UK Brexiteers continue to reject Donald Trump – despite a love-in speech from Nigel Farage at the President’s rally in Arizona.
The Brexit Party leader described Trump as “the single most resilient and bravest person I have ever met in my life.”
But a new poll found less than half of Brexiteers who expressed a preference would vote for Trump in the election.
A YouGov survey commissioned by Betfair found just 20% of those in the UK that expressed a preference for who they would vote for if given a vote in the US Election, would vote to reelect the President.
And just 38% of those that voted to leave the EU and expressed a preference would give him their vote.
A similar proportion of Tory voters – just 39% – who expressed a preference said they would vote Trump.
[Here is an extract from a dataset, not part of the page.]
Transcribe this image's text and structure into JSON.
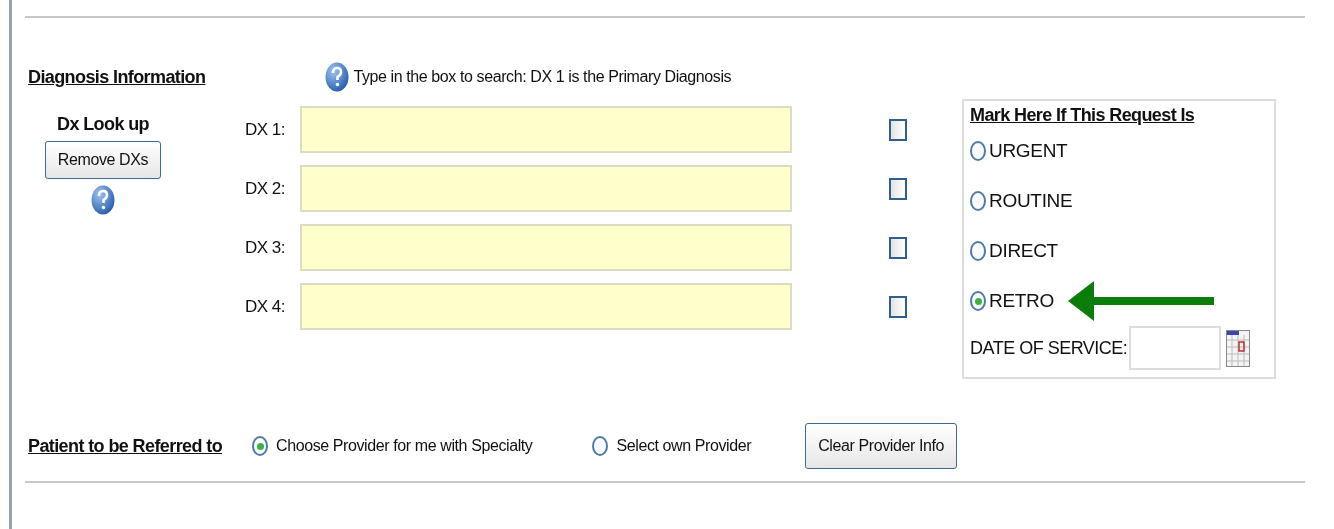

Overall 77% of those surveyed believe Trump is not fit to be US President.
But Joe Biden didn’t come out of the poll entirely well, either. Just 37% said he was fit to be the next leader of the free world.
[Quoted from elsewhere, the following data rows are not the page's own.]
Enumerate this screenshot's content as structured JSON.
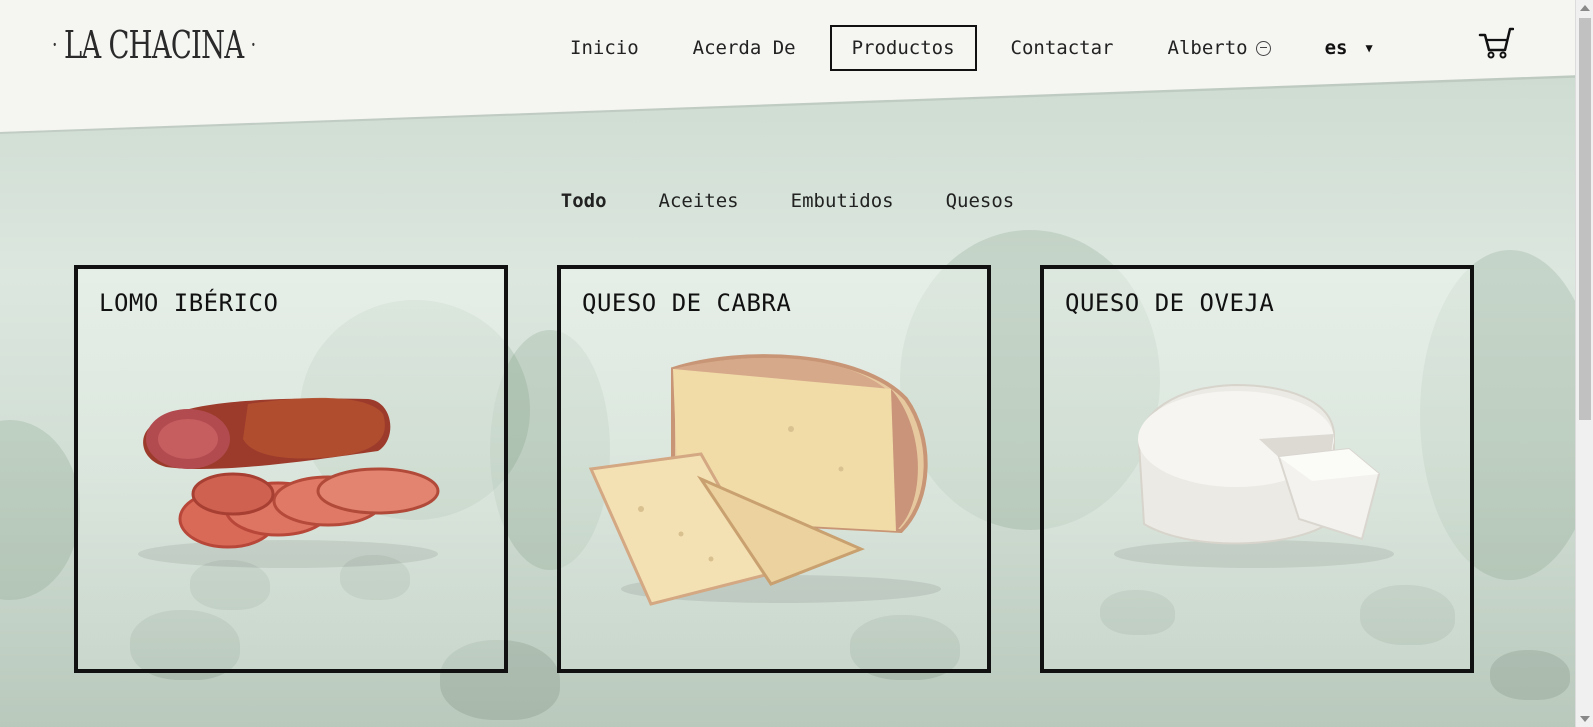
{
  "brand": {
    "logo_text": "LA CHACINA",
    "logo_dot": "·"
  },
  "nav": {
    "items": [
      {
        "label": "Inicio"
      },
      {
        "label": "Acerda De"
      },
      {
        "label": "Productos",
        "active": true
      },
      {
        "label": "Contactar"
      }
    ],
    "user": {
      "label": "Alberto",
      "icon": "logout-icon"
    },
    "language": {
      "value": "es",
      "icon": "caret-down-icon"
    },
    "cart": {
      "icon": "cart-icon"
    }
  },
  "filters": [
    {
      "label": "Todo",
      "active": true
    },
    {
      "label": "Aceites"
    },
    {
      "label": "Embutidos"
    },
    {
      "label": "Quesos"
    }
  ],
  "products": [
    {
      "title": "LOMO IBÉRICO",
      "image": "lomo-iberico"
    },
    {
      "title": "QUESO DE CABRA",
      "image": "queso-de-cabra"
    },
    {
      "title": "QUESO DE OVEJA",
      "image": "queso-de-oveja"
    }
  ],
  "colors": {
    "accent": "#111111",
    "background": "#cfddd1",
    "header": "#f5f5f2"
  }
}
Biden is currently the odds-on 8/15 favourite – 65% chance and Trump 9/5 at 35%.
The study also revealed that we are a nation divided when it comes to who we’d rather align with internationally.
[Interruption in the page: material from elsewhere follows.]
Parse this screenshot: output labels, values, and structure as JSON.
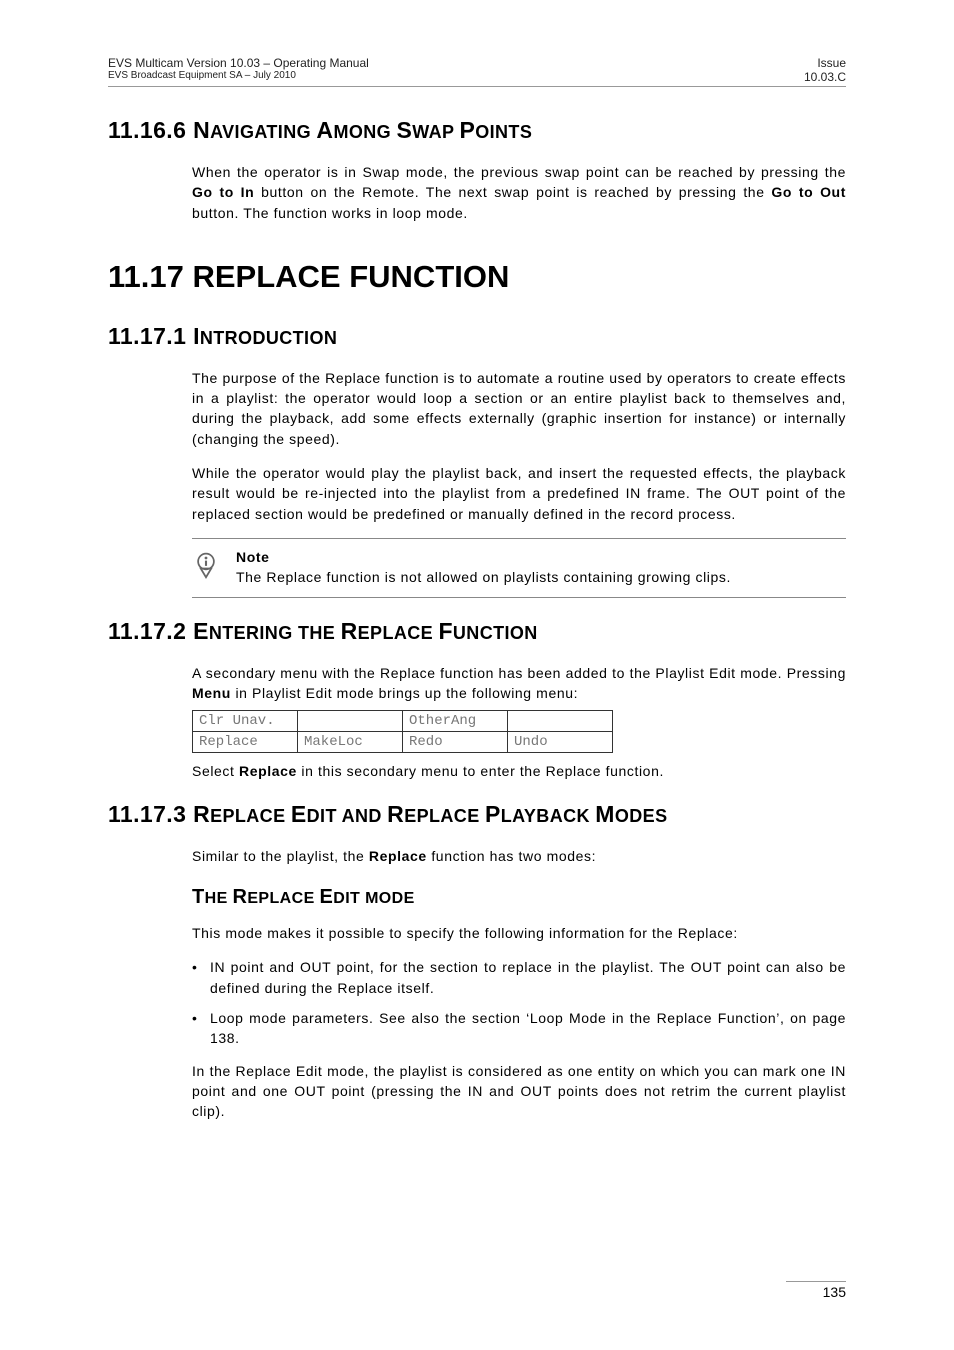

When asked if they would prefer to be a part of the USA or the EU, a mere 7% claimed the USA, and 49% the EU. Over a third (36%) said they would rather be part of neither bloc.
Of those that would vote Trump, the top three reasons given were that they believe his opponent is weak (49%), they trust his stance over the economy (48%) and think that he is a strong leader (47%).
Betfair Spokesperson Sam Rosbottom said: “With the US Election just seven days away, speculation on how the election will go is intensifying, with polls seeming to suggest a Biden victory is on the cards.
“With over £210m bet on the outcome of the election on Betfair Exchange, Biden’s odds of 8/15 suggest he has a 65% chance of coming out on top after the election on November 3rd,, with Trump’s odds of 9/5 suggesting his chances of victory are just 35%.
“However, it’s also worth remembering the U-turn the market saw on election night in 2016, where Hillary Clinton went in the big odds-on favourite. And we all know how that turned out.”